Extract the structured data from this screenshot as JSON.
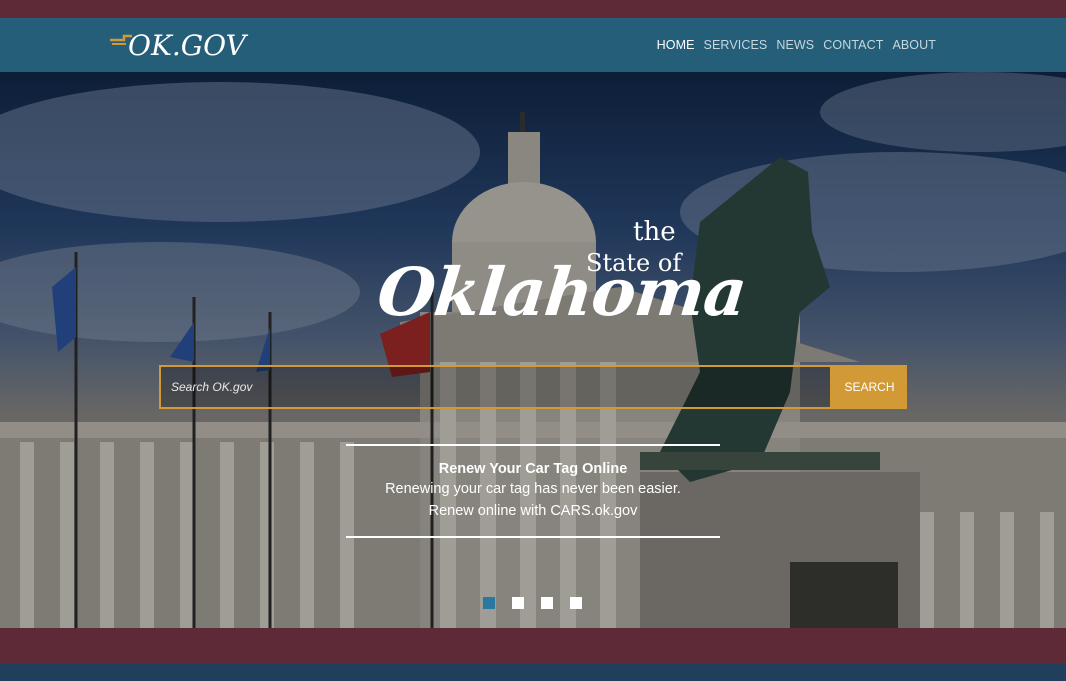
{
  "header": {
    "logo_text": "OK.GOV",
    "nav": [
      {
        "label": "HOME",
        "active": true
      },
      {
        "label": "SERVICES",
        "active": false
      },
      {
        "label": "NEWS",
        "active": false
      },
      {
        "label": "CONTACT",
        "active": false
      },
      {
        "label": "ABOUT",
        "active": false
      }
    ]
  },
  "hero": {
    "title_the": "the",
    "title_state_of": "State of",
    "title_name": "Oklahoma",
    "search": {
      "placeholder": "Search OK.gov",
      "value": "",
      "button_label": "SEARCH"
    },
    "promo": {
      "title": "Renew Your Car Tag Online",
      "line1": "Renewing your car tag has never been easier.",
      "line2": "Renew online with CARS.ok.gov"
    },
    "carousel": {
      "slide_count": 4,
      "active_slide": 1
    }
  },
  "colors": {
    "brand_maroon": "#5e2a38",
    "nav_teal": "#245e78",
    "accent_gold": "#d19a36",
    "active_dot": "#2a78a0"
  },
  "icons": [
    "ok-logo-icon"
  ]
}
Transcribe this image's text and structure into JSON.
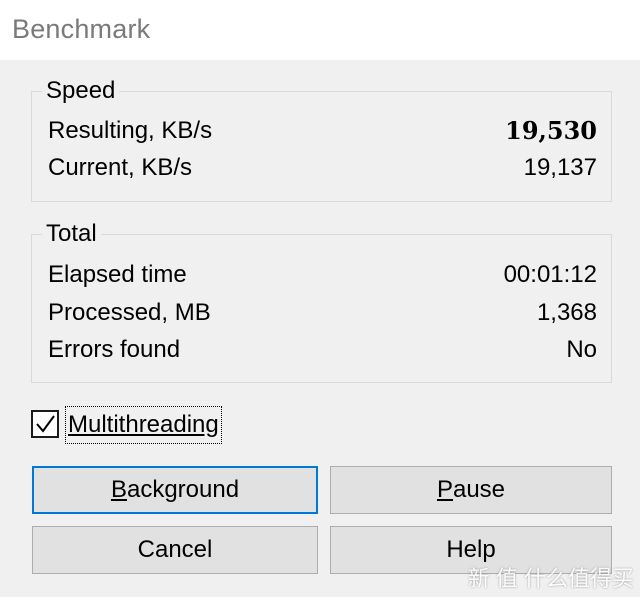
{
  "window": {
    "title": "Benchmark"
  },
  "speed": {
    "label": "Speed",
    "rows": [
      {
        "label": "Resulting, KB/s",
        "value": "19,530"
      },
      {
        "label": "Current, KB/s",
        "value": "19,137"
      }
    ]
  },
  "total": {
    "label": "Total",
    "rows": [
      {
        "label": "Elapsed time",
        "value": "00:01:12"
      },
      {
        "label": "Processed, MB",
        "value": "1,368"
      },
      {
        "label": "Errors found",
        "value": "No"
      }
    ]
  },
  "multithreading": {
    "label": "Multithreading",
    "checked": true
  },
  "buttons": {
    "background": {
      "label": "Background",
      "mnemonic": "B",
      "rest": "ackground"
    },
    "pause": {
      "label": "Pause",
      "mnemonic": "P",
      "rest": "ause"
    },
    "cancel": {
      "label": "Cancel"
    },
    "help": {
      "label": "Help"
    }
  },
  "watermark": {
    "text": "新 值 什么值得买"
  },
  "colors": {
    "accent": "#0078d7",
    "background": "#f0f0f0",
    "title": "#7a7a7a"
  }
}
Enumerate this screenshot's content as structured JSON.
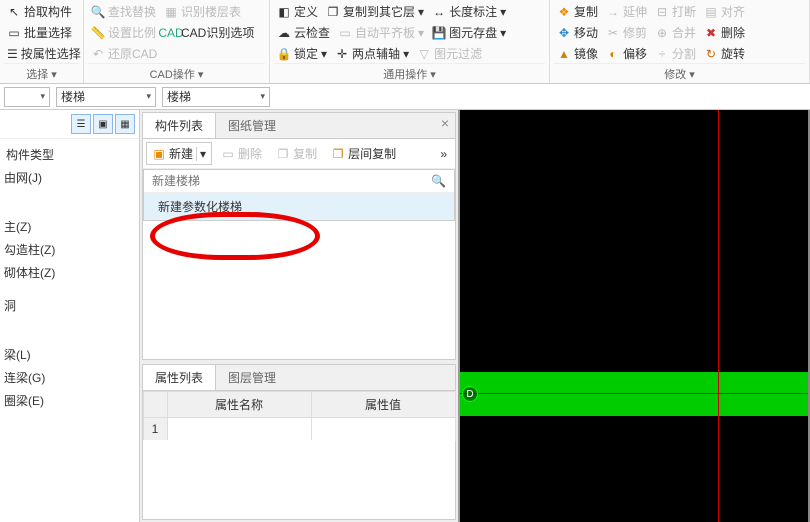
{
  "ribbon": {
    "g1": {
      "pick": "拾取构件",
      "batch": "批量选择",
      "byattr": "按属性选择",
      "title": "选择"
    },
    "g2": {
      "find": "查找替换",
      "layer": "识别楼层表",
      "scale": "设置比例",
      "cadopt": "CAD识别选项",
      "restore": "还原CAD",
      "title": "CAD操作"
    },
    "g3": {
      "define": "定义",
      "copyto": "复制到其它层",
      "length": "长度标注",
      "cloud": "云检查",
      "autoplate": "自动平齐板",
      "imgsave": "图元存盘",
      "lock": "锁定",
      "twoaux": "两点辅轴",
      "imgfilter": "图元过滤",
      "title": "通用操作"
    },
    "g4": {
      "copy": "复制",
      "extend": "延伸",
      "break": "打断",
      "align": "对齐",
      "move": "移动",
      "trim": "修剪",
      "merge": "合并",
      "delete": "删除",
      "mirror": "镜像",
      "offset": "偏移",
      "split": "分割",
      "rotate": "旋转",
      "title": "修改"
    }
  },
  "selectors": {
    "s2": "楼梯",
    "s3": "楼梯"
  },
  "tree": {
    "header1": "构件类型",
    "item_axis": "由网(J)",
    "item_z": "主(Z)",
    "item_gz": "勾造柱(Z)",
    "item_qt": "砌体柱(Z)",
    "item_dong": "洞",
    "item_liang": "梁(L)",
    "item_lianliang": "连梁(G)",
    "item_quanliang": "圈梁(E)"
  },
  "componentPanel": {
    "tab1": "构件列表",
    "tab2": "图纸管理",
    "new": "新建",
    "del": "删除",
    "copy": "复制",
    "layercopy": "层间复制",
    "search_placeholder": "新建楼梯",
    "dropdown_item": "新建参数化楼梯"
  },
  "attrPanel": {
    "tab1": "属性列表",
    "tab2": "图层管理",
    "col1": "属性名称",
    "col2": "属性值",
    "row1": "1"
  },
  "viewport": {
    "marker": "D"
  }
}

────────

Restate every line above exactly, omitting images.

* **Output for this task**:
Extract the structured data from this screenshot as JSON.
{
  "header": {
    "logo_text": "OK.GOV",
    "nav": [
      {
        "label": "HOME",
        "active": true
      },
      {
        "label": "SERVICES",
        "active": false
      },
      {
        "label": "NEWS",
        "active": false
      },
      {
        "label": "CONTACT",
        "active": false
      },
      {
        "label": "ABOUT",
        "active": false
      }
    ]
  },
  "hero": {
    "title_the": "the",
    "title_state_of": "State of",
    "title_name": "Oklahoma",
    "search": {
      "placeholder": "Search OK.gov",
      "value": "",
      "button_label": "SEARCH"
    },
    "promo": {
      "title": "Renew Your Car Tag Online",
      "line1": "Renewing your car tag has never been easier.",
      "line2": "Renew online with CARS.ok.gov"
    },
    "carousel": {
      "slide_count": 4,
      "active_slide": 1
    }
  },
  "colors": {
    "brand_maroon": "#5e2a38",
    "nav_teal": "#245e78",
    "accent_gold": "#d19a36",
    "active_dot": "#2a78a0"
  },
  "icons": [
    "ok-logo-icon"
  ]
}
Transcribe this image's text and structure into JSON.
{
  "window": {
    "title": "Benchmark"
  },
  "speed": {
    "label": "Speed",
    "rows": [
      {
        "label": "Resulting, KB/s",
        "value": "19,530"
      },
      {
        "label": "Current, KB/s",
        "value": "19,137"
      }
    ]
  },
  "total": {
    "label": "Total",
    "rows": [
      {
        "label": "Elapsed time",
        "value": "00:01:12"
      },
      {
        "label": "Processed, MB",
        "value": "1,368"
      },
      {
        "label": "Errors found",
        "value": "No"
      }
    ]
  },
  "multithreading": {
    "label": "Multithreading",
    "checked": true
  },
  "buttons": {
    "background": {
      "label": "Background",
      "mnemonic": "B",
      "rest": "ackground"
    },
    "pause": {
      "label": "Pause",
      "mnemonic": "P",
      "rest": "ause"
    },
    "cancel": {
      "label": "Cancel"
    },
    "help": {
      "label": "Help"
    }
  },
  "watermark": {
    "text": "新 值 什么值得买"
  },
  "colors": {
    "accent": "#0078d7",
    "background": "#f0f0f0",
    "title": "#7a7a7a"
  }
}
Enumerate this screenshot's content as structured JSON.
{
  "ribbon": {
    "g1": {
      "pick": "拾取构件",
      "batch": "批量选择",
      "byattr": "按属性选择",
      "title": "选择"
    },
    "g2": {
      "find": "查找替换",
      "layer": "识别楼层表",
      "scale": "设置比例",
      "cadopt": "CAD识别选项",
      "restore": "还原CAD",
      "title": "CAD操作"
    },
    "g3": {
      "define": "定义",
      "copyto": "复制到其它层",
      "length": "长度标注",
      "cloud": "云检查",
      "autoplate": "自动平齐板",
      "imgsave": "图元存盘",
      "lock": "锁定",
      "twoaux": "两点辅轴",
      "imgfilter": "图元过滤",
      "title": "通用操作"
    },
    "g4": {
      "copy": "复制",
      "extend": "延伸",
      "break": "打断",
      "align": "对齐",
      "move": "移动",
      "trim": "修剪",
      "merge": "合并",
      "delete": "删除",
      "mirror": "镜像",
      "offset": "偏移",
      "split": "分割",
      "rotate": "旋转",
      "title": "修改"
    }
  },
  "selectors": {
    "s2": "楼梯",
    "s3": "楼梯"
  },
  "tree": {
    "header1": "构件类型",
    "item_axis": "由网(J)",
    "item_z": "主(Z)",
    "item_gz": "勾造柱(Z)",
    "item_qt": "砌体柱(Z)",
    "item_dong": "洞",
    "item_liang": "梁(L)",
    "item_lianliang": "连梁(G)",
    "item_quanliang": "圈梁(E)"
  },
  "componentPanel": {
    "tab1": "构件列表",
    "tab2": "图纸管理",
    "new": "新建",
    "del": "删除",
    "copy": "复制",
    "layercopy": "层间复制",
    "search_placeholder": "新建楼梯",
    "dropdown_item": "新建参数化楼梯"
  },
  "attrPanel": {
    "tab1": "属性列表",
    "tab2": "图层管理",
    "col1": "属性名称",
    "col2": "属性值",
    "row1": "1"
  },
  "viewport": {
    "marker": "D"
  }
}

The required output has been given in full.